Wireless Modes and Channels
WatchGuard APs support two different wireless bands: 2.4 GHz and 5 GHz. The band you select and the country you specify determine which wireless modes are available.
- 2.4 GHz band — Supports 802.11b, 802.11g and 802.11n
- 5 GHz band — Supports 802.11a, 802.11n, and 802.11ac
These wireless standards are supported:
(for supported APs)
|Frequency Band||5GHz||2.4GHz and 5GHz||2.4GHz||2.4GHz||5GHz|
|Data Rate||1300 - 1733 Mbps||450Mbps||54Mbps||11Mbps||54Mbps|
|Channel Width||20, 40, and 80MHz
||20 and 40MHz||20MHz||20MHz||20MHz|
For most environments, you must support legacy wireless devices that do not support newer standards. Because of this, we recommend that you configure your WatchGuard AP to use mixed protocol modes.
If you choose a wireless mode that supports more than one 802.11 standard, the overall performance can be impacted. This is in part because of backward compatibility requirements when devices that use slower modes are connected. The slower devices often use more of the available throughput because it can take much longer to send or receive the same amount of data to those devices.
The 5GHz band is less congested and provides faster data rates than 2.4GHz, but it also has less range than 2.4GHz.
- 2.4 GHz — 75 to 100ft
- 5 GHz — 25 to 35ft (at full speed)
Physical obstructions and wireless interference reduce your effective wireless range and data speeds.
A wireless channel is a specific division of frequencies in a specific wireless band.
In the 2.4GHz band with a channel width of 20MHz, there are 14 defined channels spaced every 5MHz. Channels 12 and 13 are available in countries outside of North America. Channel 14 is for Japan only and is spaced at 12 MHz.
One wireless channel can overlap the frequency of another wireless channel. When you design and deploy wireless networks, you must consider which channels you use for your wireless network. For example, in the 2.4 GHz band, adjacent channels such as channel 3 and 4 have frequencies that closely overlap, which can cause interference. In the 2.4 GHz band, channels 1, 6, and 11 are the most commonly used channels. They do not overlap each other because of the space between their frequencies. The 2.4GHz band is crowded because many other devices that operate on this band (such as cordless phones, microwaves, monitors, and wireless headsets) also use the same channels, and can cause wireless congestion.
When you deploy your APs, use different channels for each AP and place them so that different channels are used in locations that do not overlap.
In the 5GHz band, there are many possible channels.
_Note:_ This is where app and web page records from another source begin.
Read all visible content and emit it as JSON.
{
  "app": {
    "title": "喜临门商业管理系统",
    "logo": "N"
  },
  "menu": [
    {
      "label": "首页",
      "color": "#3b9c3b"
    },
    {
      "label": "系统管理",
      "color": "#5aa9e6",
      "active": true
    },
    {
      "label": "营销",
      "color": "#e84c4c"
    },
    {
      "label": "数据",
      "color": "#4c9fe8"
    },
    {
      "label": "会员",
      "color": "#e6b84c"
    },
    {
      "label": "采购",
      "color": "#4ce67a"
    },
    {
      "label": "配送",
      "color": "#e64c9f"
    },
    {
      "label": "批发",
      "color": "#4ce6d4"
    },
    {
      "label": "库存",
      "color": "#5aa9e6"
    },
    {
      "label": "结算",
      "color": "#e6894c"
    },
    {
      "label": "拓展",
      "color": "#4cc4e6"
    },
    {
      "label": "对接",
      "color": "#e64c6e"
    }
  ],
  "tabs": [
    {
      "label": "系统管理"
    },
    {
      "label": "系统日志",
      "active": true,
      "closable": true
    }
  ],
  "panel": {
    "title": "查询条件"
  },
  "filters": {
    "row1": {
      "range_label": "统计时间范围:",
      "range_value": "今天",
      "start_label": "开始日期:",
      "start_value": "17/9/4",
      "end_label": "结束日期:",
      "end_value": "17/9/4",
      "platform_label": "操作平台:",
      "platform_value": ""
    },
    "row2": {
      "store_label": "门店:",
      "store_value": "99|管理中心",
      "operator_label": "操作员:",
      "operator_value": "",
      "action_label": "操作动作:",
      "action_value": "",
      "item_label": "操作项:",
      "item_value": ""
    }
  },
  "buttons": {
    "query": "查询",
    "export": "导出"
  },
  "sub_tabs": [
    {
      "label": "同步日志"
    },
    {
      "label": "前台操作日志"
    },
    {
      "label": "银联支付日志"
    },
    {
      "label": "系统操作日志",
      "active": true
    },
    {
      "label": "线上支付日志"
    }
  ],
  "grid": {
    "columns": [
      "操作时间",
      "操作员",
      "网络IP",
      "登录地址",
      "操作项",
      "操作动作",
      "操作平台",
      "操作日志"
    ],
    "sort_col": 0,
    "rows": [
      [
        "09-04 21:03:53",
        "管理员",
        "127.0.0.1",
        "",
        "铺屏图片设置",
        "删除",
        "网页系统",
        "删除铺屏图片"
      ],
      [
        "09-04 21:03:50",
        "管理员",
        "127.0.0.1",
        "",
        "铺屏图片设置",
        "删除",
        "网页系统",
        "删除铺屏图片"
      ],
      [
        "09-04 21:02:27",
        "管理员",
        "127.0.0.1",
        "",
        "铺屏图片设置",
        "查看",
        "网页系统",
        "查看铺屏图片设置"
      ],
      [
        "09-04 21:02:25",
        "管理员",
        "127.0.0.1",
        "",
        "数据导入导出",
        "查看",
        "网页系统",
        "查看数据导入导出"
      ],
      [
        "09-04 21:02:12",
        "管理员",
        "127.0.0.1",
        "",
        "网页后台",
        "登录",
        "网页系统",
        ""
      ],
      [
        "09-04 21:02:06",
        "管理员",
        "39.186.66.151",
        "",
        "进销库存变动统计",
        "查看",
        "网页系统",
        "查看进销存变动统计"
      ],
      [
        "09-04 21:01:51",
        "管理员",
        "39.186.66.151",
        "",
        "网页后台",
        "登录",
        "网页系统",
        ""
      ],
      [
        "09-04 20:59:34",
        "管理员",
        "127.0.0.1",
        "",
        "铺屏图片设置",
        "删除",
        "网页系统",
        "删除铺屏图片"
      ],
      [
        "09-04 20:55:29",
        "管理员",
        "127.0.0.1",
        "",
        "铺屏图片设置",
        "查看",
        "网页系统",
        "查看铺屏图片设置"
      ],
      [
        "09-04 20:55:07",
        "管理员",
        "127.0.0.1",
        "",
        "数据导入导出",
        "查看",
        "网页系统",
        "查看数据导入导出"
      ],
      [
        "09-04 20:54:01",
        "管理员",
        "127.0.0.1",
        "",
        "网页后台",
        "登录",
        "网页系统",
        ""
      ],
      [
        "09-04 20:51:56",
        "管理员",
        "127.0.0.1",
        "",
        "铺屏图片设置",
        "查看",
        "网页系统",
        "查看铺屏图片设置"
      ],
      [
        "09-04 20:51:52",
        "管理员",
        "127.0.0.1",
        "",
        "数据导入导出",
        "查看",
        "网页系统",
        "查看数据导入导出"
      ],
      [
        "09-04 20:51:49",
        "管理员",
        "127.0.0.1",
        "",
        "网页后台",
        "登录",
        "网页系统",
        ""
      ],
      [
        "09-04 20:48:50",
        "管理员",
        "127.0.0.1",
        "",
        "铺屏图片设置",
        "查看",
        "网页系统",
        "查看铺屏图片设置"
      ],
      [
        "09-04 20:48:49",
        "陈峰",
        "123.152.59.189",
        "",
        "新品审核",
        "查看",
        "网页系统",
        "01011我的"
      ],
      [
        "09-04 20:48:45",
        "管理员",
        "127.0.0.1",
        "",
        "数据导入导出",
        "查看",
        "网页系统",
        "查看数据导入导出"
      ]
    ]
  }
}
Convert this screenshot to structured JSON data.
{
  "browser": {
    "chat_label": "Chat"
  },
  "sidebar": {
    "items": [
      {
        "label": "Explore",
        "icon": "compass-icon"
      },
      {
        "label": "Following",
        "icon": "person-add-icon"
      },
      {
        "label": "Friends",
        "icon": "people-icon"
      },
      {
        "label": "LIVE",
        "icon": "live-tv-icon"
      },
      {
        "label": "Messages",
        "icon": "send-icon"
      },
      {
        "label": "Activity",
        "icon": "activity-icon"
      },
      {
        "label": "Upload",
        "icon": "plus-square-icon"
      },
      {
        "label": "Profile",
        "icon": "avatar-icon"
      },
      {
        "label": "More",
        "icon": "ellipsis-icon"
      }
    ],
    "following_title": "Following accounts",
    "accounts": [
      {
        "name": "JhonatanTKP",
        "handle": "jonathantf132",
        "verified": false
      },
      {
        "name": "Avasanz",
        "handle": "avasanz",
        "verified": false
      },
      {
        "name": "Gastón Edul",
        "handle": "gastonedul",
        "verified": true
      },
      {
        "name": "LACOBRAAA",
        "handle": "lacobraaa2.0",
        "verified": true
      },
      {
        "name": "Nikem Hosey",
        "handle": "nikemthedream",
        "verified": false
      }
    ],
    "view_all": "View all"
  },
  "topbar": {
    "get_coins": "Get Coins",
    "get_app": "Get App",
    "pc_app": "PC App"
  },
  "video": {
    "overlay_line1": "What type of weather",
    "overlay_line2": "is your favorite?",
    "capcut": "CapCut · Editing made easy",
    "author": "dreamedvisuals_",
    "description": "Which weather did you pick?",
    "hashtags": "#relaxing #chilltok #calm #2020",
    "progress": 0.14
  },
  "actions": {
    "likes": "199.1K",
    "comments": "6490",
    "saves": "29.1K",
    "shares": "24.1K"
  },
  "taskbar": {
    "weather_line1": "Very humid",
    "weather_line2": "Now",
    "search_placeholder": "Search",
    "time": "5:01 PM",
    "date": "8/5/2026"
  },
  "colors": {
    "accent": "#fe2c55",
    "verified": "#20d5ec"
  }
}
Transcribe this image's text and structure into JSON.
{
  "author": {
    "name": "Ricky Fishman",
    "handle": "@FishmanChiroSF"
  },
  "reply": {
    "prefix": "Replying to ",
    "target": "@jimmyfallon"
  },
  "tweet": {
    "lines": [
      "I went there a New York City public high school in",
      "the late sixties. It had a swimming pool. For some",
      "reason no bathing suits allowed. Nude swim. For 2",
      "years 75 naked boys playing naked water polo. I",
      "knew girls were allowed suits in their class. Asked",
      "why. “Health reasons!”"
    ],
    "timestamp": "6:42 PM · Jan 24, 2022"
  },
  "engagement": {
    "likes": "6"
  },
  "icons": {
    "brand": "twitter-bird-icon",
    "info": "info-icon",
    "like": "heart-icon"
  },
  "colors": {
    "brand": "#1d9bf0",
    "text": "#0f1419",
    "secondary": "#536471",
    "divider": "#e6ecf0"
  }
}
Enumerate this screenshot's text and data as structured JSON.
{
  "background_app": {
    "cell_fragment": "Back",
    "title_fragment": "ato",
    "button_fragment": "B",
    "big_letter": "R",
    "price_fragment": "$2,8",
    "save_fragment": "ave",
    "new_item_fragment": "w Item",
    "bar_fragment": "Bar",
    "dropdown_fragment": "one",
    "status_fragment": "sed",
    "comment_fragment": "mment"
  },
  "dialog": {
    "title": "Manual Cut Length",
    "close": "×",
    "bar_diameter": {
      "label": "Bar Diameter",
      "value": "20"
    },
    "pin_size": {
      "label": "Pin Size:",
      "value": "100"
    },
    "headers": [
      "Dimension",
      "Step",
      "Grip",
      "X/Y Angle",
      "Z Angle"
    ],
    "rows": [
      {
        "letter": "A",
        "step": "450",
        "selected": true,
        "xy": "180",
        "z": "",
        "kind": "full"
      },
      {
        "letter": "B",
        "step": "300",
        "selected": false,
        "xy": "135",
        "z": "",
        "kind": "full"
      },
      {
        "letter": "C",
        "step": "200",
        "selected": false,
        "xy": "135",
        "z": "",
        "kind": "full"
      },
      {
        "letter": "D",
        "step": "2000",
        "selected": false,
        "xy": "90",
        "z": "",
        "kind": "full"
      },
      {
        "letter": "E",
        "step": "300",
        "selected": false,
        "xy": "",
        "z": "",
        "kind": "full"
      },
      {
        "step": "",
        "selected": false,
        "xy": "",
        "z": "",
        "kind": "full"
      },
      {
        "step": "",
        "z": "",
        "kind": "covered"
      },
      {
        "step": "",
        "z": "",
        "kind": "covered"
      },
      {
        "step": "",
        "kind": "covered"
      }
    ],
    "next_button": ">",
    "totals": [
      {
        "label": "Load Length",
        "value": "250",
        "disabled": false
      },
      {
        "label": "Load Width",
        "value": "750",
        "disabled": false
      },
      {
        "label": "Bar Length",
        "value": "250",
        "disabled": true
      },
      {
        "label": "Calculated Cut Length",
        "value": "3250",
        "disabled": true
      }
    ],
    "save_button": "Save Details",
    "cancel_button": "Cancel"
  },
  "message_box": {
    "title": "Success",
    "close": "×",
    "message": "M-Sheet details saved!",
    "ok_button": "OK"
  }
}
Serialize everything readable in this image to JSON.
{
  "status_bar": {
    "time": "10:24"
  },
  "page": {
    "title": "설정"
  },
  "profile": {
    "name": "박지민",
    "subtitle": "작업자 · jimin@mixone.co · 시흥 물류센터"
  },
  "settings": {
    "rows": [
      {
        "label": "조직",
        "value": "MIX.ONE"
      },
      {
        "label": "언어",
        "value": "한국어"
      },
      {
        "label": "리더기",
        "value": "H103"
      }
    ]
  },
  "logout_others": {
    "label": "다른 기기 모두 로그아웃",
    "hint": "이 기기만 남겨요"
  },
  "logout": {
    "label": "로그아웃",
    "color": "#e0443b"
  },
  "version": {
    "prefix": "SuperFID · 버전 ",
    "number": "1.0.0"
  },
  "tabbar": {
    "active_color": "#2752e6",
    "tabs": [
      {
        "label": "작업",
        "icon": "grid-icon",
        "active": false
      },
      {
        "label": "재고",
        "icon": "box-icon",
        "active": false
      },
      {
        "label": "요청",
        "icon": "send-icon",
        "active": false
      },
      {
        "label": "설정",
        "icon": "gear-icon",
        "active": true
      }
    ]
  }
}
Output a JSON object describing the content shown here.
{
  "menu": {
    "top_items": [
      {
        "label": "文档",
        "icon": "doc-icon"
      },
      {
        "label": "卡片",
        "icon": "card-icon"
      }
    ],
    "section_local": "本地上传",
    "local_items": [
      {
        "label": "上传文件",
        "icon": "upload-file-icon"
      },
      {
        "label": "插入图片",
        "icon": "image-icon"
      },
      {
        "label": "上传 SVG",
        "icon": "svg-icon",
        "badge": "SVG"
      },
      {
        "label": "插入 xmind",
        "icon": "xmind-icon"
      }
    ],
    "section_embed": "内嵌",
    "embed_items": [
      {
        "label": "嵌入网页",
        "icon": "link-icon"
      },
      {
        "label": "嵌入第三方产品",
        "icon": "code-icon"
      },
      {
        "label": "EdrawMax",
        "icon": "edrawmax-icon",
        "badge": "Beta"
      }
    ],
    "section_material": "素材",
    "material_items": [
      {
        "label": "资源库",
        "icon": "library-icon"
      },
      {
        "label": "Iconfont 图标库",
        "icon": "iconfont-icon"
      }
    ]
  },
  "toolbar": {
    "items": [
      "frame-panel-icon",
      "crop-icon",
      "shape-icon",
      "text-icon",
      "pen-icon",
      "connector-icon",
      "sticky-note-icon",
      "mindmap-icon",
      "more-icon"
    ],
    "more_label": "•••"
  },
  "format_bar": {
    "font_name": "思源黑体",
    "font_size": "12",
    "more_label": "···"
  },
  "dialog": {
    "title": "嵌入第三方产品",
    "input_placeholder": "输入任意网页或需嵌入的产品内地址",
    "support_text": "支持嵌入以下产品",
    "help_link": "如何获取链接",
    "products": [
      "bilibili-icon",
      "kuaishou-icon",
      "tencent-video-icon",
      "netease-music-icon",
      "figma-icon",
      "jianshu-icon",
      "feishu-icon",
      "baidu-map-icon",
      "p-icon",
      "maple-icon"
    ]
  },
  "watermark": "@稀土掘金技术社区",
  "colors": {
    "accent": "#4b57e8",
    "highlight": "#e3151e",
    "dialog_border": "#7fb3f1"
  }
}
The full channel width is reserved and there is a very large selection of channels that do not overlap.
|Channel Width||Valid Channel Numbers|
36, 40, 44, 48, 52, 56, 60, 64, 100, 104, 108, 112, 116, 120, 124, 128, 132, 136, 140, 144, 149, 153, 161, 165, 169
38, 46, 54, 62, 102, 110, 118, 126, 134, 142, 151, 159
|80 MHz||42, 58, 106, 122, 138, 155|
|160 MHz||50, 114|
About DFS Channels
In some regions, DFS (Dynamic Frequency Selection) channels operate in the 5GHz band. Because DFS channels are used with radar, transmissions from your AP stop if radar signals are detected on that channel.
Using DFS channels can be helpful with 802.11ac and an 80MHz channel width because of the extra spectrum availability, but using these channels can result in your APs being slow to connect on the wireless network.
AP Channel Selection
The WatchGuard AP is configured by default to select a wireless channel automatically. When you power on the WatchGuard AP, it automatically scans the network and selects the wireless channel with the least amount of interference.
You can also manually set your preferred channel.
For more information. see Configure AP Radio Settings.
Use Wireless Deployment Maps to Find Channel Conflicts
For more information about the wireless maps feature, see Use Gateway Wireless Controller Maps.
For more information about how to use the wireless maps feature to find and resolve channel conflicts, see View Wireless Deployment Maps.
Wireless Signal Strength and Noise Levels